§ **TASK DETAILS**
In the data below, which lines hold the word "true"? Copy them.

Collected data

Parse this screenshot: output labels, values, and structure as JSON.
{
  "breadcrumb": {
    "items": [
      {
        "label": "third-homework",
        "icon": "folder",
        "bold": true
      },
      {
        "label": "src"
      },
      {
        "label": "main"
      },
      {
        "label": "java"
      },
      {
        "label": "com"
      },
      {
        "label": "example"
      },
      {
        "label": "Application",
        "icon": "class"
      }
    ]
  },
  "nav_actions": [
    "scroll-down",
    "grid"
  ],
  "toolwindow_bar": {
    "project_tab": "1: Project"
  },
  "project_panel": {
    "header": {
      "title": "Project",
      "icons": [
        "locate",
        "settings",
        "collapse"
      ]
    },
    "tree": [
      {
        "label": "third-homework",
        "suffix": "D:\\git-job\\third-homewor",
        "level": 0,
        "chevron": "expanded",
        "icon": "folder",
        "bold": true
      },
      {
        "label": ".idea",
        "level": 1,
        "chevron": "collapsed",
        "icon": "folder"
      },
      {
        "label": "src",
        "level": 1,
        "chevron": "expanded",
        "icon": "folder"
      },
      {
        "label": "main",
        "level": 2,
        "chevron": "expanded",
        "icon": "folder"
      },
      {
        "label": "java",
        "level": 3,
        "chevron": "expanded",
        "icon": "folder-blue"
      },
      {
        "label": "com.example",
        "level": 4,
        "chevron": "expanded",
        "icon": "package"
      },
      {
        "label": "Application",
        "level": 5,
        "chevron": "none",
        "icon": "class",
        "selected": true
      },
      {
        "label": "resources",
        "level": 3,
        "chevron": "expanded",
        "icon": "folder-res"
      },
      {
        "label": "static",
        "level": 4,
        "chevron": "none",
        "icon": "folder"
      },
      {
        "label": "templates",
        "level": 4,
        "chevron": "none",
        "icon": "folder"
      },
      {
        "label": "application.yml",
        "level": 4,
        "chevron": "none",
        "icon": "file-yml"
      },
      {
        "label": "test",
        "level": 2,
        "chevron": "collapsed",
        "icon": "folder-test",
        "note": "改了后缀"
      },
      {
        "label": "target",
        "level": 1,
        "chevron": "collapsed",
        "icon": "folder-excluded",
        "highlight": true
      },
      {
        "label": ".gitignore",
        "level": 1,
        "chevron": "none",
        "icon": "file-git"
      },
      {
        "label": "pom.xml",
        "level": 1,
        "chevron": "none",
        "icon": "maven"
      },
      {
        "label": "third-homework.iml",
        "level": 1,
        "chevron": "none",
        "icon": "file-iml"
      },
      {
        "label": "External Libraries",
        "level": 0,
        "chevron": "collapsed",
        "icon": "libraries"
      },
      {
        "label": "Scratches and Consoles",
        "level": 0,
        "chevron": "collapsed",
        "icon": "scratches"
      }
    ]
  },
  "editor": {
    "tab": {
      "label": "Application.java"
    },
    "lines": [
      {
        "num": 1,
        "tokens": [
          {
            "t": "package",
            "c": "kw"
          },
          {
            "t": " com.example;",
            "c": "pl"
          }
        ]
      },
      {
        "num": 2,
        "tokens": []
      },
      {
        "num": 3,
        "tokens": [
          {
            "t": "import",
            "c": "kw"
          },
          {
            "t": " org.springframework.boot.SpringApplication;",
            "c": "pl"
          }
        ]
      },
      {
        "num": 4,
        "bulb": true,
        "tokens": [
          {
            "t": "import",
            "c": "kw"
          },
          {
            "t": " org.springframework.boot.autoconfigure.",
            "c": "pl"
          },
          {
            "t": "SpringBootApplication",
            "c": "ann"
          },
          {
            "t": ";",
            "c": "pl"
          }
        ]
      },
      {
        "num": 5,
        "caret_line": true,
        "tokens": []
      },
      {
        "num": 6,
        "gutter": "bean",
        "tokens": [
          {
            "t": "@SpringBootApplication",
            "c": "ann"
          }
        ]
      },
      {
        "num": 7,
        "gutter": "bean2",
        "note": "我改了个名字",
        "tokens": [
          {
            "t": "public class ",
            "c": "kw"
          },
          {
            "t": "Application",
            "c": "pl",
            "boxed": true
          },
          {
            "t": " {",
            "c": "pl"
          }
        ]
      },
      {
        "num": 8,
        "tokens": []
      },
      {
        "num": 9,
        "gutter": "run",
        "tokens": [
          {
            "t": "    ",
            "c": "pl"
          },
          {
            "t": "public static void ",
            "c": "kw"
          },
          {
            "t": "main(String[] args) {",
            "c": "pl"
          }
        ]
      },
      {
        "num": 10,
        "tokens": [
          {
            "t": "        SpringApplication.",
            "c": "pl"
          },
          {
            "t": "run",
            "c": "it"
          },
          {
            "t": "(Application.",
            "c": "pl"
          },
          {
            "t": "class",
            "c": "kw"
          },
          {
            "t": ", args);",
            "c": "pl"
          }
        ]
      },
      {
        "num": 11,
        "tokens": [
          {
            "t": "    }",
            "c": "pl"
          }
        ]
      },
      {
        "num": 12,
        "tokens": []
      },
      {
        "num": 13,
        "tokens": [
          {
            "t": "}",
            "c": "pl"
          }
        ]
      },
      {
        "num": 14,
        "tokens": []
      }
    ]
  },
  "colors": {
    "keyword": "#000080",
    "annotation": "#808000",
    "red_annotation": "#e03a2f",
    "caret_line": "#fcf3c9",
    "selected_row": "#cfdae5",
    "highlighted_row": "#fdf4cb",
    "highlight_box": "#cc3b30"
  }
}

§ **FINAL ANSWER**
        "bold": true
        "bold": true
        "selected": true
        "highlight": true
        "bulb": true,
        "caret_line": true,
            "boxed": true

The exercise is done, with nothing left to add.